— Task objective —
The answer must consist of every line in the records that contains the word "title".

— Material provided —
****

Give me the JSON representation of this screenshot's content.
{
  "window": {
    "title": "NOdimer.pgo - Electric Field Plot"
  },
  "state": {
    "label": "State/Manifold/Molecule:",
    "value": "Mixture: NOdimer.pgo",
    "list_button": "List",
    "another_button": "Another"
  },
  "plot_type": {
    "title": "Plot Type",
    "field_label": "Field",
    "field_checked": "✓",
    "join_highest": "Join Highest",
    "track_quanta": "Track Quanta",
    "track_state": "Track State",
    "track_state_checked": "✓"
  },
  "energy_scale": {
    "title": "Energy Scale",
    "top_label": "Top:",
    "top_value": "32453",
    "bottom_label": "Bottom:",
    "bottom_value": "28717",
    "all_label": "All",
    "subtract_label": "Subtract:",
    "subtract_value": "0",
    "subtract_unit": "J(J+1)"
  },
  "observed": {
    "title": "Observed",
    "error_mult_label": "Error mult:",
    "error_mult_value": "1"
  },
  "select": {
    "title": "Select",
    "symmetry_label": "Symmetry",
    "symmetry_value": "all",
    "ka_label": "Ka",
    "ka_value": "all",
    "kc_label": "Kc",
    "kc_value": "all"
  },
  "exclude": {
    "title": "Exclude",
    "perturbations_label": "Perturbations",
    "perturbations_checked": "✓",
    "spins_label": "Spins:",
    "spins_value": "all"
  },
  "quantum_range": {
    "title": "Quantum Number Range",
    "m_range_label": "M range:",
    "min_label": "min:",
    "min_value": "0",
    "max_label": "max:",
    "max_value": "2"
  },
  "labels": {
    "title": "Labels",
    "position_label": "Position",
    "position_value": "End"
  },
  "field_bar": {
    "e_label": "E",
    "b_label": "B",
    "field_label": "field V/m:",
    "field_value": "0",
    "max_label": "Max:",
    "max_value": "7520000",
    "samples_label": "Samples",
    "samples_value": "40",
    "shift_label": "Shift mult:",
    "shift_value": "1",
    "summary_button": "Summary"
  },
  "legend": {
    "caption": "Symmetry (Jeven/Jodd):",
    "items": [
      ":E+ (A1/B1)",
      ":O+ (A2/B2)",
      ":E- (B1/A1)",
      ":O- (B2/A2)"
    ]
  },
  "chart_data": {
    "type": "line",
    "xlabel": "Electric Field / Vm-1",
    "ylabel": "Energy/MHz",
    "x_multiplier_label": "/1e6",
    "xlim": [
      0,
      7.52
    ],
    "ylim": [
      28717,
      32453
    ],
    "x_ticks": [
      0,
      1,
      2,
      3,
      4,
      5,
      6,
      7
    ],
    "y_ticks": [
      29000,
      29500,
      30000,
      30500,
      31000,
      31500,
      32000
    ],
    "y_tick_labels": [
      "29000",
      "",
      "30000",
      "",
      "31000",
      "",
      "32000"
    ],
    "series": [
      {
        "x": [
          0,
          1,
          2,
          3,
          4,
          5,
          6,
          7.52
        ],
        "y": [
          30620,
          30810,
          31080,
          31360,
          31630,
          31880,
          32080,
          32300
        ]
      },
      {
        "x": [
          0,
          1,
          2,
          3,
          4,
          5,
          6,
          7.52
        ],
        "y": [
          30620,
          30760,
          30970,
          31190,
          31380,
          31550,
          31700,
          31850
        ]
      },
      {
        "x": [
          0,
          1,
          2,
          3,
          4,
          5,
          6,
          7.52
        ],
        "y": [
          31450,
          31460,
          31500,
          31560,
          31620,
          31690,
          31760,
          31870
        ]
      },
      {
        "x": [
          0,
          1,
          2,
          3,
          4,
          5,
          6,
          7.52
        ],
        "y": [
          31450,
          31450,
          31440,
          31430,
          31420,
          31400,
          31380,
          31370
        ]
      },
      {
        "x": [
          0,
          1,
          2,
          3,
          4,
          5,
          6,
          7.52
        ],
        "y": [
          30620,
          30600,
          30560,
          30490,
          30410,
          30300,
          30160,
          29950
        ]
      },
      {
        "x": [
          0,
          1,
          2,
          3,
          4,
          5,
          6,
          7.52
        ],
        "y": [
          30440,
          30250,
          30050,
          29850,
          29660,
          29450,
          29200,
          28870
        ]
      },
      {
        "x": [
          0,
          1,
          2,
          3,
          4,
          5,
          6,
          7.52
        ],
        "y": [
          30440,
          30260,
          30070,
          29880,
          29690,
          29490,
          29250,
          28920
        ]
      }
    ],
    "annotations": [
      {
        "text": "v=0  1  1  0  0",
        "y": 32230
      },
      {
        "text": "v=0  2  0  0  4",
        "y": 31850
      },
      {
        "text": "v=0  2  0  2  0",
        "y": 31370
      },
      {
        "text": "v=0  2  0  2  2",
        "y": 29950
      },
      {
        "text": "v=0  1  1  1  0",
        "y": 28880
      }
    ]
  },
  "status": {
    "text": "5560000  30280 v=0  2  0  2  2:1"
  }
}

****

— Expected answer —
    "title": "NOdimer.pgo - Electric Field Plot"
    "title": "Plot Type",
    "title": "Energy Scale",
    "title": "Observed",
    "title": "Select",
    "title": "Exclude",
    "title": "Quantum Number Range",
    "title": "Labels",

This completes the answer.